Items from an interface collection

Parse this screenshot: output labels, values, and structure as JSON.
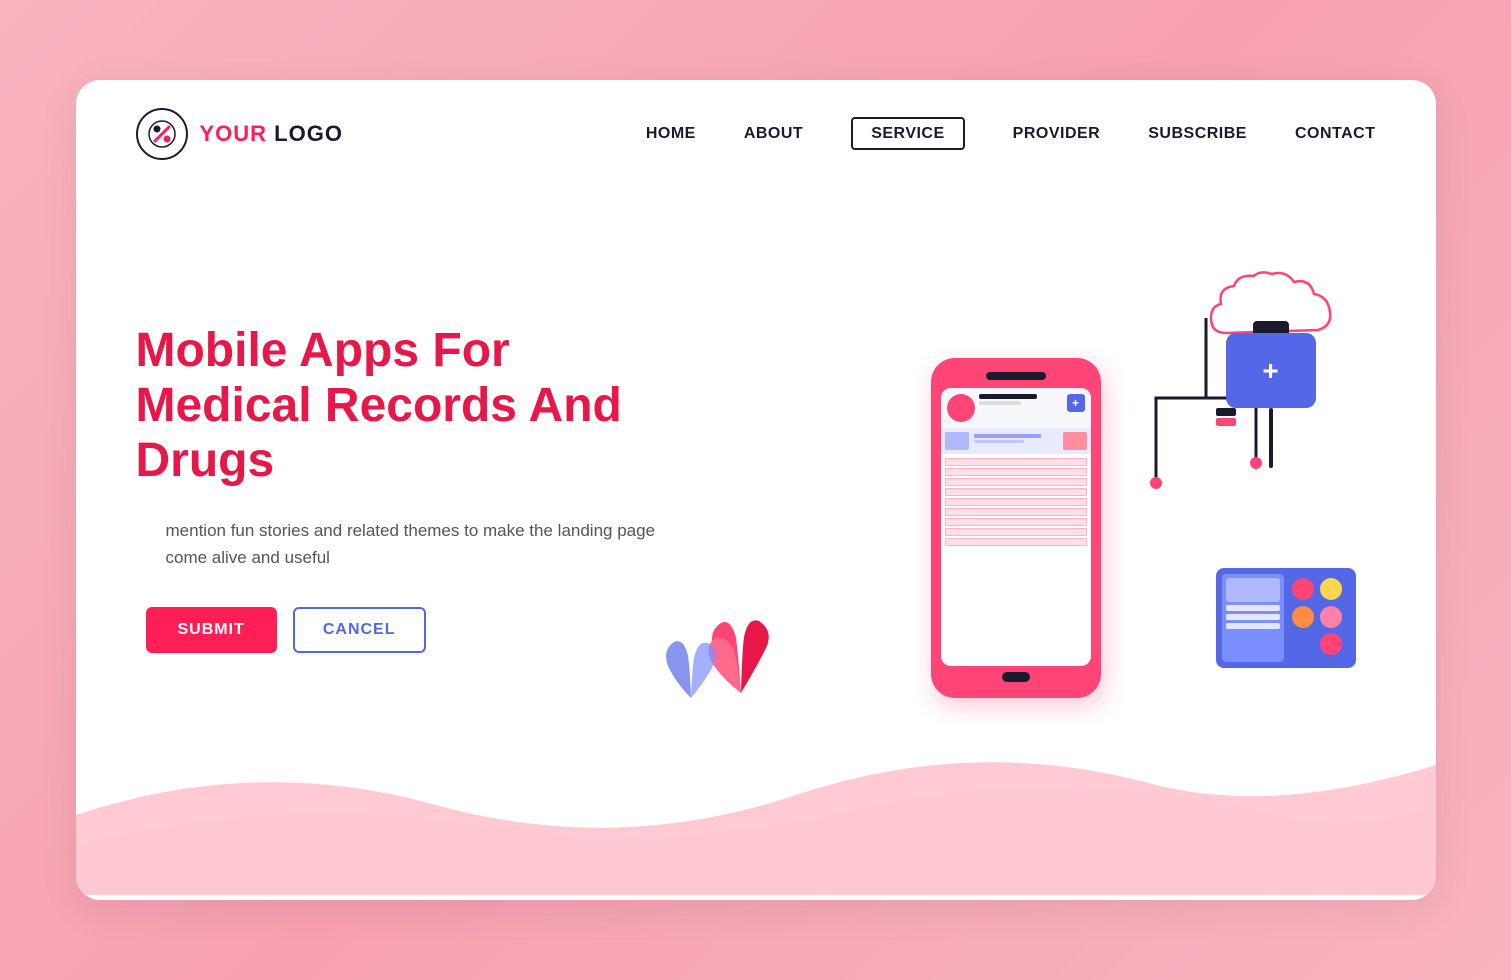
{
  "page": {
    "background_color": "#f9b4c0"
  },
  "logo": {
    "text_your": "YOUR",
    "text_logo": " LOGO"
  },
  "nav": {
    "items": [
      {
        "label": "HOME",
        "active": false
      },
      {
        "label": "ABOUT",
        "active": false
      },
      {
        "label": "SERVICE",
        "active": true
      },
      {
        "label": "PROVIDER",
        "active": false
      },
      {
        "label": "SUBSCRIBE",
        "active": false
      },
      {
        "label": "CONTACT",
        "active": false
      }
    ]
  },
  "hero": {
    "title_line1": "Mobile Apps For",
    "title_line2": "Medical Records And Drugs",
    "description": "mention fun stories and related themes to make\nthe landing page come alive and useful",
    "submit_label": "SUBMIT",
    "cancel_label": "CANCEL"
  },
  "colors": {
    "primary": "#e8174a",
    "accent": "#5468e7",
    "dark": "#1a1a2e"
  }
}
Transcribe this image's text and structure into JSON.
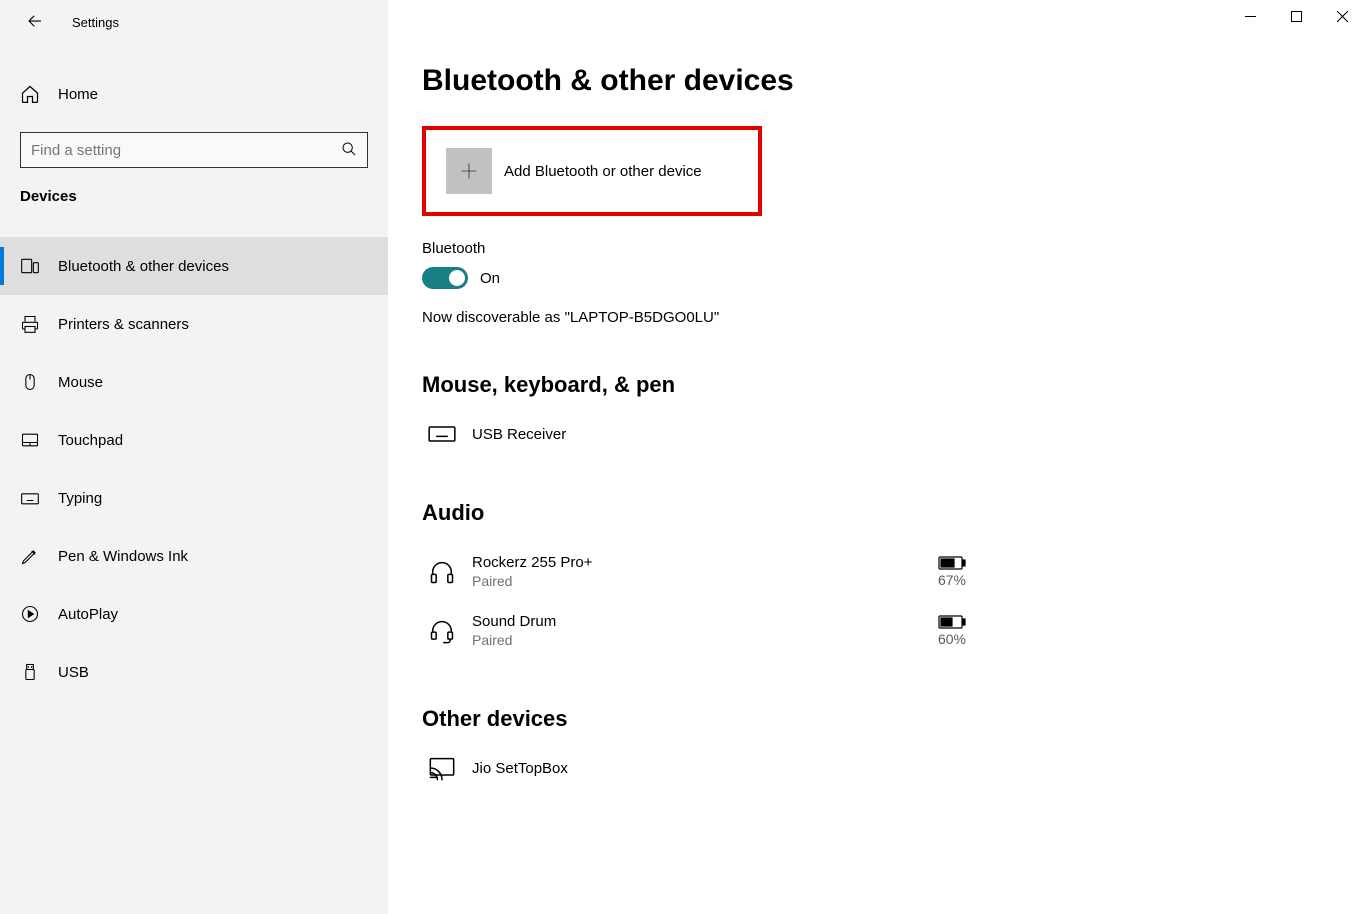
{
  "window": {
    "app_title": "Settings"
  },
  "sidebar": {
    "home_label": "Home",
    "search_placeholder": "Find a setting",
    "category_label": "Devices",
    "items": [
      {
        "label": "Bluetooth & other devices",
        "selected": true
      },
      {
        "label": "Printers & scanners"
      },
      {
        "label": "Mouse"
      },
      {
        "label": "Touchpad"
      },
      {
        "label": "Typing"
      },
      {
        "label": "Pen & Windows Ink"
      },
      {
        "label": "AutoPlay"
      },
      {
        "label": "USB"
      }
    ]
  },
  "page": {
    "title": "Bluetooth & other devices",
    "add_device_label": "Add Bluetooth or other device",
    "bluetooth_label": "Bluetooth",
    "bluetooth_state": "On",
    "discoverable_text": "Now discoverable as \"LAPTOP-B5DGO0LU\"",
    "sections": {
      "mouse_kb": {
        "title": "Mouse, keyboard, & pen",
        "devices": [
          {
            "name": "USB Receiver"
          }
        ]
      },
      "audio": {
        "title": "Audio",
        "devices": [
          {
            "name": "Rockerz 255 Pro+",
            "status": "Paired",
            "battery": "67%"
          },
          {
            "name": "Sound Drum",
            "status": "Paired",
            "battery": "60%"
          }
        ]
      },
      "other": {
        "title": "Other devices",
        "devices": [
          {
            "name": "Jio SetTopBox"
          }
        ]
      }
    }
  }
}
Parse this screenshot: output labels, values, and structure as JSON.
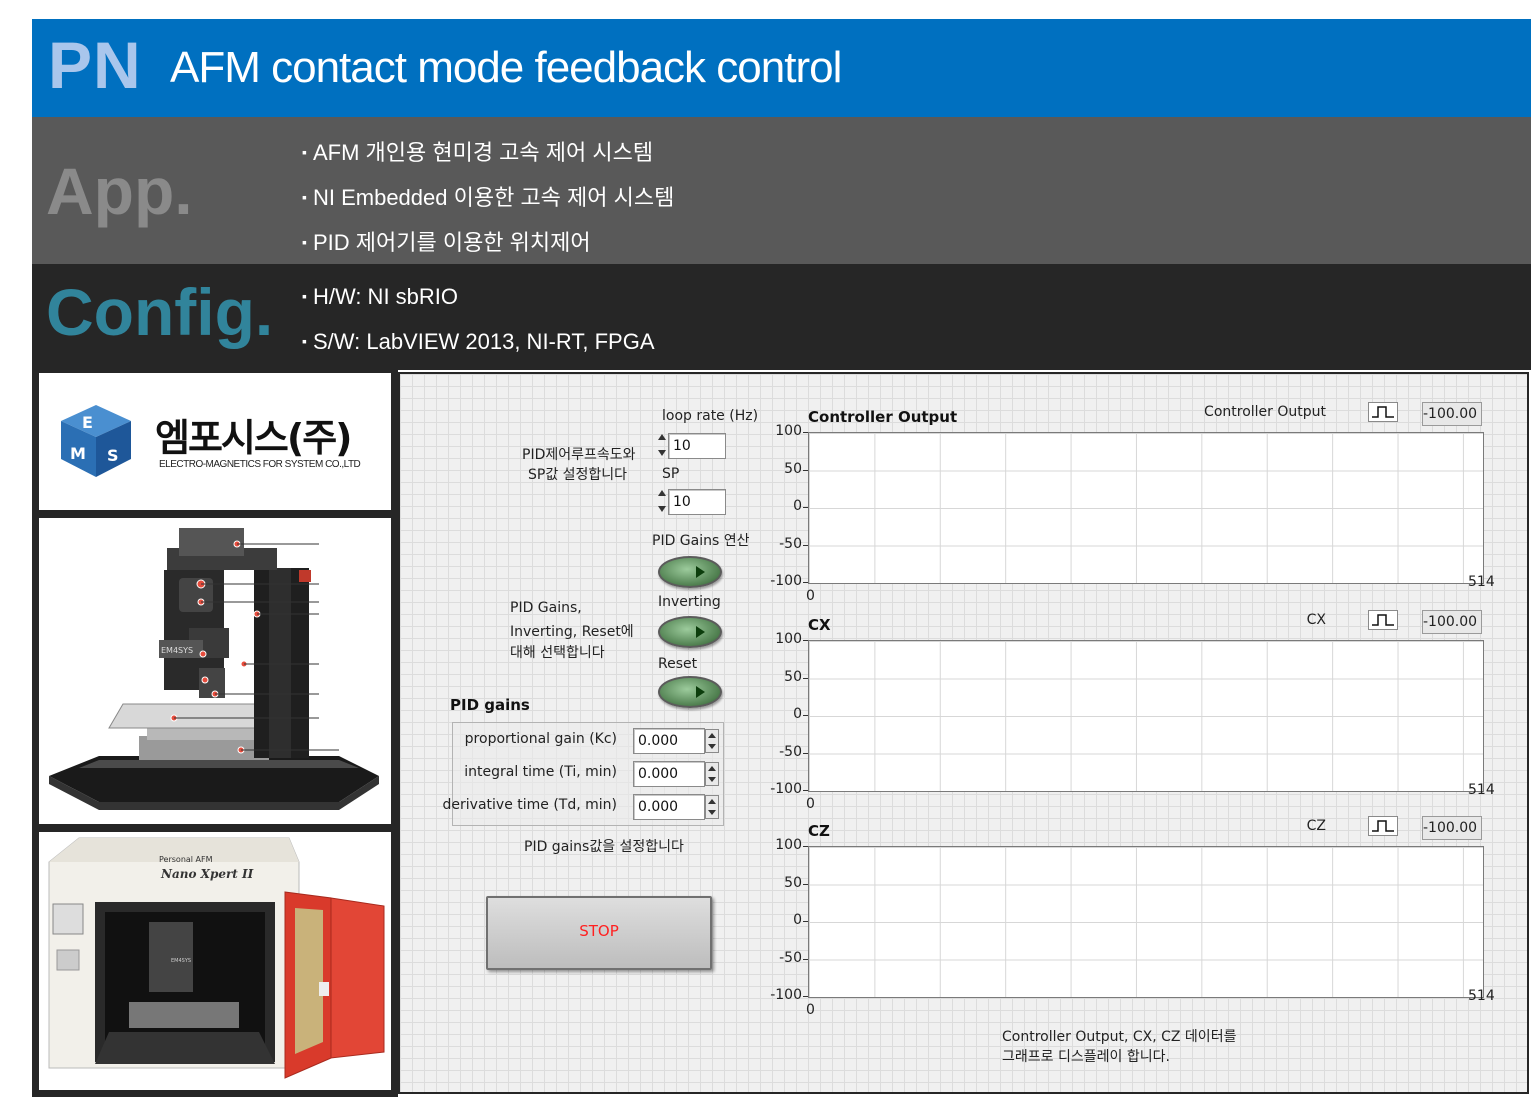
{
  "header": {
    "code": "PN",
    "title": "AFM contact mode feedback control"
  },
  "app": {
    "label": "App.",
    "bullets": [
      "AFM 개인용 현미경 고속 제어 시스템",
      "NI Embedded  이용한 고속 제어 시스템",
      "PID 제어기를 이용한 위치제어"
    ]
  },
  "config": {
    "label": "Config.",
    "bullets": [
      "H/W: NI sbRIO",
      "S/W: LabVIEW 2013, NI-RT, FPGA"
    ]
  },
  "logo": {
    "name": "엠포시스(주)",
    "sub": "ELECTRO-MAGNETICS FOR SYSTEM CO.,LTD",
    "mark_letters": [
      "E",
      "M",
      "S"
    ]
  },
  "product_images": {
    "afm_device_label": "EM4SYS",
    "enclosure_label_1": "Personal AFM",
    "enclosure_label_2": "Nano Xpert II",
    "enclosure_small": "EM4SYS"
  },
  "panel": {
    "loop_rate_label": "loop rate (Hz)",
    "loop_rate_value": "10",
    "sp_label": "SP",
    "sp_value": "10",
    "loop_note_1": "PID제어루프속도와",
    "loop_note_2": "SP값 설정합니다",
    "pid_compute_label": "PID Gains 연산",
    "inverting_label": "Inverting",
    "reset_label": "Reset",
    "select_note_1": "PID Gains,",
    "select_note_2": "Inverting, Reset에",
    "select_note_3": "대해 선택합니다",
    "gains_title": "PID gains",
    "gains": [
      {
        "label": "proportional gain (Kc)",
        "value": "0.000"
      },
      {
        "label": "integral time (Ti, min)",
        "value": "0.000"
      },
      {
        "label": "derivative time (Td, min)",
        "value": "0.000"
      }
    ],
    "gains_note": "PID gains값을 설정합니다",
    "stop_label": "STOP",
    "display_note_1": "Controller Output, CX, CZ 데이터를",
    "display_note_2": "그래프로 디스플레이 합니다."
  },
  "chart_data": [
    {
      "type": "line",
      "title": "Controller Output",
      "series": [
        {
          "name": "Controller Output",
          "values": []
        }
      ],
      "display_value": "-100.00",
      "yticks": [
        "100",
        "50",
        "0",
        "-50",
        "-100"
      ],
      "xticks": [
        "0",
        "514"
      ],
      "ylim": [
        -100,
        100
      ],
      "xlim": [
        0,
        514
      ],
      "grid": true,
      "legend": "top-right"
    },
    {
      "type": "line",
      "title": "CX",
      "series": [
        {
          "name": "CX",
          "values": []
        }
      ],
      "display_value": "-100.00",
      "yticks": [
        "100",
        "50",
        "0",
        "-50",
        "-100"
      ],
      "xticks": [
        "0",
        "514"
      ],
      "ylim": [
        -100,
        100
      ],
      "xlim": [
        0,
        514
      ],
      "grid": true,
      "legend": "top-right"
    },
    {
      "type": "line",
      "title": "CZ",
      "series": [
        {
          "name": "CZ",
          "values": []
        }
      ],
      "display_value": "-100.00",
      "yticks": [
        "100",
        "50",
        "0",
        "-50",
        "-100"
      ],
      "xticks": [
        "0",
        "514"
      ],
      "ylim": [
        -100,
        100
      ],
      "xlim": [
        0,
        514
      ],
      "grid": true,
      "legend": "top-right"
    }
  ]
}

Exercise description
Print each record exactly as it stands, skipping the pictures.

Written solution
Parse this screenshot: output labels, values, and structure as JSON.
{
  "page": {
    "background_color": "#f9b4c0"
  },
  "logo": {
    "text_your": "YOUR",
    "text_logo": " LOGO"
  },
  "nav": {
    "items": [
      {
        "label": "HOME",
        "active": false
      },
      {
        "label": "ABOUT",
        "active": false
      },
      {
        "label": "SERVICE",
        "active": true
      },
      {
        "label": "PROVIDER",
        "active": false
      },
      {
        "label": "SUBSCRIBE",
        "active": false
      },
      {
        "label": "CONTACT",
        "active": false
      }
    ]
  },
  "hero": {
    "title_line1": "Mobile Apps For",
    "title_line2": "Medical Records And Drugs",
    "description": "mention fun stories and related themes to make\nthe landing page come alive and useful",
    "submit_label": "SUBMIT",
    "cancel_label": "CANCEL"
  },
  "colors": {
    "primary": "#e8174a",
    "accent": "#5468e7",
    "dark": "#1a1a2e"
  }
}
Transcribe this image's text and structure into JSON.
{
  "window": {
    "app_title": "Settings"
  },
  "sidebar": {
    "home_label": "Home",
    "search_placeholder": "Find a setting",
    "category_label": "Devices",
    "items": [
      {
        "label": "Bluetooth & other devices",
        "selected": true
      },
      {
        "label": "Printers & scanners"
      },
      {
        "label": "Mouse"
      },
      {
        "label": "Touchpad"
      },
      {
        "label": "Typing"
      },
      {
        "label": "Pen & Windows Ink"
      },
      {
        "label": "AutoPlay"
      },
      {
        "label": "USB"
      }
    ]
  },
  "page": {
    "title": "Bluetooth & other devices",
    "add_device_label": "Add Bluetooth or other device",
    "bluetooth_label": "Bluetooth",
    "bluetooth_state": "On",
    "discoverable_text": "Now discoverable as \"LAPTOP-B5DGO0LU\"",
    "sections": {
      "mouse_kb": {
        "title": "Mouse, keyboard, & pen",
        "devices": [
          {
            "name": "USB Receiver"
          }
        ]
      },
      "audio": {
        "title": "Audio",
        "devices": [
          {
            "name": "Rockerz 255 Pro+",
            "status": "Paired",
            "battery": "67%"
          },
          {
            "name": "Sound Drum",
            "status": "Paired",
            "battery": "60%"
          }
        ]
      },
      "other": {
        "title": "Other devices",
        "devices": [
          {
            "name": "Jio SetTopBox"
          }
        ]
      }
    }
  }
}
Parse this screenshot: output labels, values, and structure as JSON.
{
  "header": {
    "code": "PN",
    "title": "AFM contact mode feedback control"
  },
  "app": {
    "label": "App.",
    "bullets": [
      "AFM 개인용 현미경 고속 제어 시스템",
      "NI Embedded  이용한 고속 제어 시스템",
      "PID 제어기를 이용한 위치제어"
    ]
  },
  "config": {
    "label": "Config.",
    "bullets": [
      "H/W: NI sbRIO",
      "S/W: LabVIEW 2013, NI-RT, FPGA"
    ]
  },
  "logo": {
    "name": "엠포시스(주)",
    "sub": "ELECTRO-MAGNETICS FOR SYSTEM CO.,LTD",
    "mark_letters": [
      "E",
      "M",
      "S"
    ]
  },
  "product_images": {
    "afm_device_label": "EM4SYS",
    "enclosure_label_1": "Personal AFM",
    "enclosure_label_2": "Nano Xpert II",
    "enclosure_small": "EM4SYS"
  },
  "panel": {
    "loop_rate_label": "loop rate (Hz)",
    "loop_rate_value": "10",
    "sp_label": "SP",
    "sp_value": "10",
    "loop_note_1": "PID제어루프속도와",
    "loop_note_2": "SP값 설정합니다",
    "pid_compute_label": "PID Gains 연산",
    "inverting_label": "Inverting",
    "reset_label": "Reset",
    "select_note_1": "PID Gains,",
    "select_note_2": "Inverting, Reset에",
    "select_note_3": "대해 선택합니다",
    "gains_title": "PID gains",
    "gains": [
      {
        "label": "proportional gain (Kc)",
        "value": "0.000"
      },
      {
        "label": "integral time (Ti, min)",
        "value": "0.000"
      },
      {
        "label": "derivative time (Td, min)",
        "value": "0.000"
      }
    ],
    "gains_note": "PID gains값을 설정합니다",
    "stop_label": "STOP",
    "display_note_1": "Controller Output, CX, CZ 데이터를",
    "display_note_2": "그래프로 디스플레이 합니다."
  },
  "chart_data": [
    {
      "type": "line",
      "title": "Controller Output",
      "series": [
        {
          "name": "Controller Output",
          "values": []
        }
      ],
      "display_value": "-100.00",
      "yticks": [
        "100",
        "50",
        "0",
        "-50",
        "-100"
      ],
      "xticks": [
        "0",
        "514"
      ],
      "ylim": [
        -100,
        100
      ],
      "xlim": [
        0,
        514
      ],
      "grid": true,
      "legend": "top-right"
    },
    {
      "type": "line",
      "title": "CX",
      "series": [
        {
          "name": "CX",
          "values": []
        }
      ],
      "display_value": "-100.00",
      "yticks": [
        "100",
        "50",
        "0",
        "-50",
        "-100"
      ],
      "xticks": [
        "0",
        "514"
      ],
      "ylim": [
        -100,
        100
      ],
      "xlim": [
        0,
        514
      ],
      "grid": true,
      "legend": "top-right"
    },
    {
      "type": "line",
      "title": "CZ",
      "series": [
        {
          "name": "CZ",
          "values": []
        }
      ],
      "display_value": "-100.00",
      "yticks": [
        "100",
        "50",
        "0",
        "-50",
        "-100"
      ],
      "xticks": [
        "0",
        "514"
      ],
      "ylim": [
        -100,
        100
      ],
      "xlim": [
        0,
        514
      ],
      "grid": true,
      "legend": "top-right"
    }
  ]
}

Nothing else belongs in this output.